AB - The 6%-9% risk of an untoward outcome previously established by Warburton for prenatally detected de novo balanced chromosomal rearrangements (BCRs) does not account for long-term morbidity. We performed long-term follow-up (mean 17 years) of a registry-based nationwide cohort of 41 individuals carrying a prenatally detected de novo BCR with normal first trimester screening/ultrasound scan. We observed a significantly higher frequency of neurodevelopmental and/or neuropsychiatric disorders than in a matched control group (19.5% versus 8.3%, p = 0.04), which was increased to 26.8% upon clinical follow-up. Chromosomal microarray of 32 carriers revealed no pathogenic imbalances, illustrating a low prognostic value when fetal ultrasound scan is normal. In contrast, mate-pair sequencing revealed disrupted genes (ARID1B, NPAS3, CELF4), regulatory domains of known developmental genes (ZEB2, HOXC), and complex BCRs associated with adverse outcomes. Seven unmappable autosomal-autosomal BCRs with breakpoints involving pericentromeric/heterochromatic regions may represent a low-risk group. We performed independent phenotype-aware and blinded interpretation, which accurately predicted benign outcomes (specificity = 100%) but demonstrated relatively low sensitivity for prediction of the clinical outcome in affected carriers (sensitivity = 45%-55%). This sensitivity emphasizes the challenges associated with prenatal risk prediction for long-term morbidity in the absence of phenotypic data given the still immature annotation of the morbidity genome and poorly understood long-range regulatory mechanisms.
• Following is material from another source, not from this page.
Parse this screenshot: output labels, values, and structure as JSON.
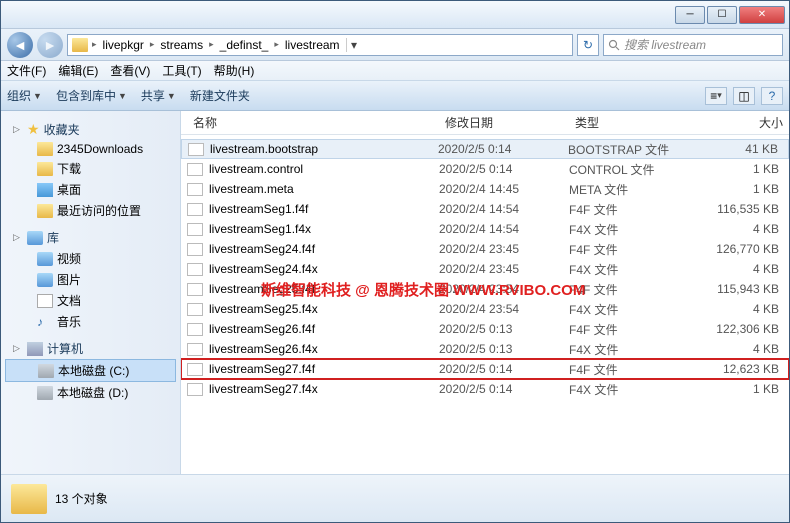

In conclusion, we upwardly revise the previous estimates of Warburton to a morbidity risk of 27% and recommend sequencing of the chromosomal breakpoints as the first-tier diagnostic test in pregnancies with a de novo BCR.

KW - Chromosome Aberrations

KW - Chromosome Breakpoints

KW - Cohort Studies

KW - Conserved Sequence/genetics

KW - Evolution, Molecular

KW - Female

KW - Genome, Human

KW - Humans

KW - Karyotyping

KW - Pregnancy

KW - Prenatal Diagnosis/methods

KW - RNA, Long Noncoding/genetics

KW - Risk Factors

KW - Sequence Analysis, DNA

KW - Time Factors

U2 - 10.1016/j.ajhg.2018.04.005

DO - 10.1016/j.ajhg.2018.04.005

M3 - Journal article

VL - 102

SP - 1090

EP - 1103

JO - American Journal of Human Genetics

JF - American Journal of Human Genetics

SN - 0002-9297

IS - 6

ER -

ID: 56076288